From March 2009 to November 2014, consecutive symptomatic HV-type BCS patients were treated by percutaneous recanalization in our centers. These patients underwent main HV (MHV) or accessory HV (AHV) recanalization. Data on patient characteristics, technical success, clinical success, long-term patency, and survival were collected and analyzed.
During the enrolled periods, a total of 143 symptomatic HV-type BCS patients were treated by percutaneous recanalization in our centers. Technical success was achieved in 140 of 143 patients. One hundred eleven patients underwent MHV recanalization, and 29 underwent AHV recanalization. Clinical success was achieved in 136 of 140 patients. The mean MHV/AHV pressure decreased from 33.5 ± 4.1 mmHg before treatment to 12.5 ± 3.1 mmHg after treatment (p = 0.000). The 136 patients were followed for 7–75 months (mean 33.9 ± 15.3 months). Twenty-eight patients experienced re-obstruction of MHV (n = 24) or AHV (n = 4) at 3 to 36 months (mean 18.0 ± 11.5 months) after treatment. The cumulative 1-, 3-, and 6-year primary patency rates were 91.1, 77.4, and 74.0 %, respectively. The cumulative 1-, 3-, and 6-year secondary patency rates were 97.0, 92.4, and 88.8 %, respectively. The cumulative 1-, 3-, and 6-year survival rates were 97.7, 92.2, and 90.0 %, respectively.
Percutaneous recanalization can provide good long-term patency and survival in HV-type BCS patients.
KeywordsHepatic vein Budd-Chiari syndrome Percutaneous recanalization Long-term outcomes
Compliance with ethical standards
Conflicts of interest
Yan-Feng Cui, Yu-Fei Fu, De-Chun Li, and Hao Xu declare that they have no conflict of interest.
All procedures performed in studies involving human participants were in accordance with the ethical standards of the institutional and national research committee and with the 1964 Helsinki Declaration and its later amendments or comparable ethical standards. For this type of study formal consent is not required. This article does not contain any studies with animals performed by any of the authors.
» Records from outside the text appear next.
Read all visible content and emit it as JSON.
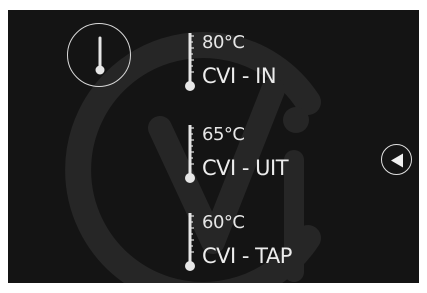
{
  "readings": [
    {
      "temperature": "80°C",
      "label": "CVI - IN"
    },
    {
      "temperature": "65°C",
      "label": "CVI - UIT"
    },
    {
      "temperature": "60°C",
      "label": "CVI - TAP"
    }
  ],
  "icons": {
    "header": "thermometer-icon",
    "reading": "thermometer-icon",
    "navigation": "triangle-left-icon",
    "background": "cvi-logo-watermark"
  },
  "colors": {
    "background": "#141414",
    "foreground": "#e6e6e6",
    "watermark": "#2a2a2a"
  }
}
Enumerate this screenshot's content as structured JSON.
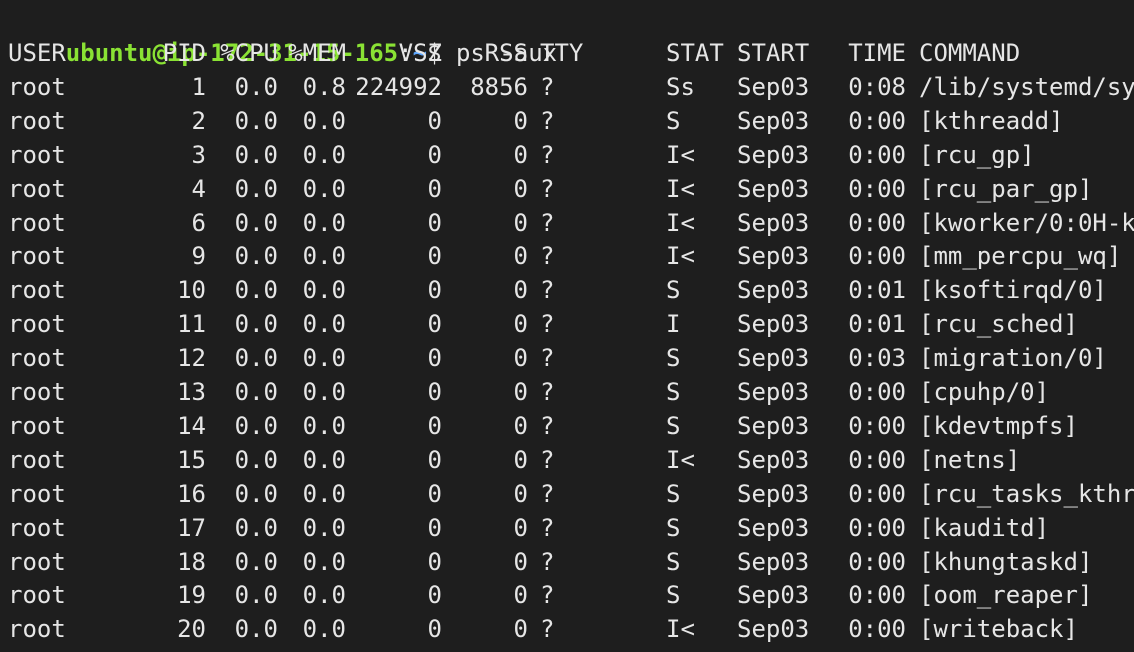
{
  "prompt": {
    "user_host": "ubuntu@ip-172-31-15-165",
    "colon": ":",
    "path": "~",
    "dollar": "$",
    "command": " ps -aux"
  },
  "table": {
    "headers": [
      "USER",
      "PID",
      "%CPU",
      "%MEM",
      "VSZ",
      "RSS",
      "TTY",
      "STAT",
      "START",
      "TIME",
      "COMMAND"
    ],
    "rows": [
      [
        "root",
        "1",
        "0.0",
        "0.8",
        "224992",
        "8856",
        "?",
        "Ss",
        "Sep03",
        "0:08",
        "/lib/systemd/sy"
      ],
      [
        "root",
        "2",
        "0.0",
        "0.0",
        "0",
        "0",
        "?",
        "S",
        "Sep03",
        "0:00",
        "[kthreadd]"
      ],
      [
        "root",
        "3",
        "0.0",
        "0.0",
        "0",
        "0",
        "?",
        "I<",
        "Sep03",
        "0:00",
        "[rcu_gp]"
      ],
      [
        "root",
        "4",
        "0.0",
        "0.0",
        "0",
        "0",
        "?",
        "I<",
        "Sep03",
        "0:00",
        "[rcu_par_gp]"
      ],
      [
        "root",
        "6",
        "0.0",
        "0.0",
        "0",
        "0",
        "?",
        "I<",
        "Sep03",
        "0:00",
        "[kworker/0:0H-k"
      ],
      [
        "root",
        "9",
        "0.0",
        "0.0",
        "0",
        "0",
        "?",
        "I<",
        "Sep03",
        "0:00",
        "[mm_percpu_wq]"
      ],
      [
        "root",
        "10",
        "0.0",
        "0.0",
        "0",
        "0",
        "?",
        "S",
        "Sep03",
        "0:01",
        "[ksoftirqd/0]"
      ],
      [
        "root",
        "11",
        "0.0",
        "0.0",
        "0",
        "0",
        "?",
        "I",
        "Sep03",
        "0:01",
        "[rcu_sched]"
      ],
      [
        "root",
        "12",
        "0.0",
        "0.0",
        "0",
        "0",
        "?",
        "S",
        "Sep03",
        "0:03",
        "[migration/0]"
      ],
      [
        "root",
        "13",
        "0.0",
        "0.0",
        "0",
        "0",
        "?",
        "S",
        "Sep03",
        "0:00",
        "[cpuhp/0]"
      ],
      [
        "root",
        "14",
        "0.0",
        "0.0",
        "0",
        "0",
        "?",
        "S",
        "Sep03",
        "0:00",
        "[kdevtmpfs]"
      ],
      [
        "root",
        "15",
        "0.0",
        "0.0",
        "0",
        "0",
        "?",
        "I<",
        "Sep03",
        "0:00",
        "[netns]"
      ],
      [
        "root",
        "16",
        "0.0",
        "0.0",
        "0",
        "0",
        "?",
        "S",
        "Sep03",
        "0:00",
        "[rcu_tasks_kthr"
      ],
      [
        "root",
        "17",
        "0.0",
        "0.0",
        "0",
        "0",
        "?",
        "S",
        "Sep03",
        "0:00",
        "[kauditd]"
      ],
      [
        "root",
        "18",
        "0.0",
        "0.0",
        "0",
        "0",
        "?",
        "S",
        "Sep03",
        "0:00",
        "[khungtaskd]"
      ],
      [
        "root",
        "19",
        "0.0",
        "0.0",
        "0",
        "0",
        "?",
        "S",
        "Sep03",
        "0:00",
        "[oom_reaper]"
      ],
      [
        "root",
        "20",
        "0.0",
        "0.0",
        "0",
        "0",
        "?",
        "I<",
        "Sep03",
        "0:00",
        "[writeback]"
      ]
    ]
  },
  "colors": {
    "background": "#1e1e1e",
    "text": "#e6e6e6",
    "prompt_user": "#8ae234",
    "prompt_path": "#5fa8ff"
  }
}
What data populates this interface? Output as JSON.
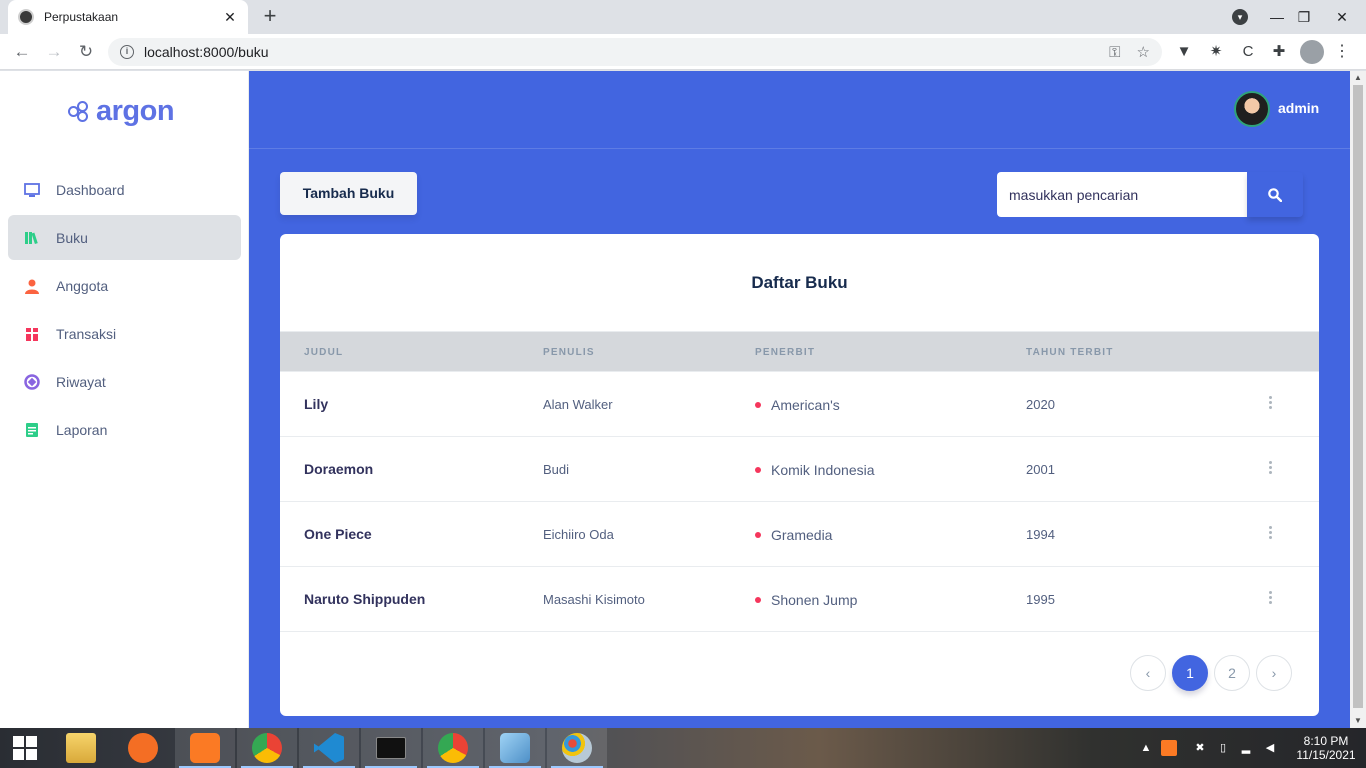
{
  "browser": {
    "tab_title": "Perpustakaan",
    "tab_close": "✕",
    "new_tab": "+",
    "url": "localhost:8000/buku"
  },
  "app": {
    "brand": "argon",
    "user": "admin",
    "accent_color": "#4265e0",
    "sidebar": {
      "items": [
        {
          "label": "Dashboard",
          "icon": "monitor-icon",
          "color": "#5e72e4"
        },
        {
          "label": "Buku",
          "icon": "books-icon",
          "color": "#2dce89",
          "active": true
        },
        {
          "label": "Anggota",
          "icon": "user-icon",
          "color": "#fb6340"
        },
        {
          "label": "Transaksi",
          "icon": "transaction-icon",
          "color": "#f5365c"
        },
        {
          "label": "Riwayat",
          "icon": "history-icon",
          "color": "#8965e0"
        },
        {
          "label": "Laporan",
          "icon": "report-icon",
          "color": "#2dce89"
        }
      ]
    },
    "add_button": "Tambah Buku",
    "search": {
      "placeholder": "masukkan pencarian"
    },
    "table": {
      "title": "Daftar Buku",
      "columns": [
        "Judul",
        "Penulis",
        "Penerbit",
        "Tahun Terbit"
      ],
      "rows": [
        {
          "judul": "Lily",
          "penulis": "Alan Walker",
          "penerbit": "American's",
          "tahun": "2020"
        },
        {
          "judul": "Doraemon",
          "penulis": "Budi",
          "penerbit": "Komik Indonesia",
          "tahun": "2001"
        },
        {
          "judul": "One Piece",
          "penulis": "Eichiiro Oda",
          "penerbit": "Gramedia",
          "tahun": "1994"
        },
        {
          "judul": "Naruto Shippuden",
          "penulis": "Masashi Kisimoto",
          "penerbit": "Shonen Jump",
          "tahun": "1995"
        }
      ]
    },
    "pagination": {
      "prev": "‹",
      "pages": [
        "1",
        "2"
      ],
      "current": "1",
      "next": "›"
    }
  },
  "taskbar": {
    "time": "8:10 PM",
    "date": "11/15/2021",
    "apps": [
      "file-explorer-icon",
      "sublime-text-icon",
      "xampp-icon",
      "chrome-icon",
      "vscode-icon",
      "terminal-icon",
      "chrome-profile-icon",
      "notepad-icon",
      "paint-icon"
    ]
  }
}
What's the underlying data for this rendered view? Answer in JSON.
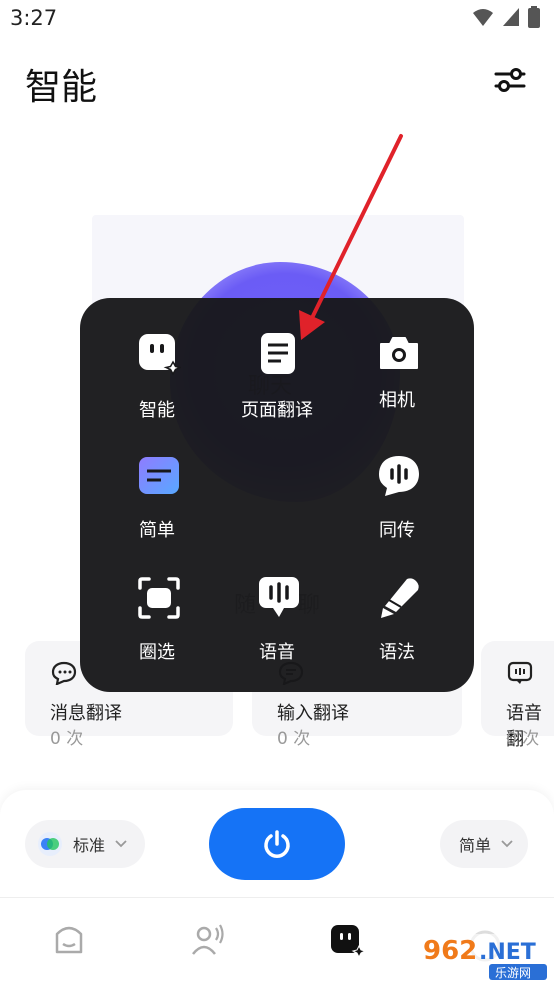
{
  "status_bar": {
    "time": "3:27"
  },
  "header": {
    "title": "智能"
  },
  "background": {
    "chat_label": "聊天",
    "companion_label": "随",
    "companion_label_end": "聊"
  },
  "stat_cards": [
    {
      "name": "消息翻译",
      "count": "0 次"
    },
    {
      "name": "输入翻译",
      "count": "0 次"
    },
    {
      "name": "语音翻",
      "count": "0 次"
    }
  ],
  "bottom_panel": {
    "mode_label": "标准",
    "style_label": "简单"
  },
  "overlay_menu": {
    "items": [
      {
        "label": "智能",
        "icon": "smart-face-icon"
      },
      {
        "label": "页面翻译",
        "icon": "page-translate-icon"
      },
      {
        "label": "相机",
        "icon": "camera-icon"
      },
      {
        "label": "简单",
        "icon": "simple-text-icon"
      },
      {
        "label": "同传",
        "icon": "simultaneous-icon"
      },
      {
        "label": "圈选",
        "icon": "circle-select-icon"
      },
      {
        "label": "语音",
        "icon": "voice-icon"
      },
      {
        "label": "语法",
        "icon": "grammar-pen-icon"
      }
    ]
  },
  "watermark": {
    "text": "962.NET",
    "sub": "乐游网"
  },
  "colors": {
    "accent": "#1573f6",
    "menu_bg": "#18181a",
    "card_bg": "#f5f5f7"
  }
}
This was a retrospective study approved by our Institutional Review Board. Each patient received the details about percutaneous recanalization and provided written informed consent for percutaneous recanalization before treatment.
Informed consent was obtained from all individual participants included in the study.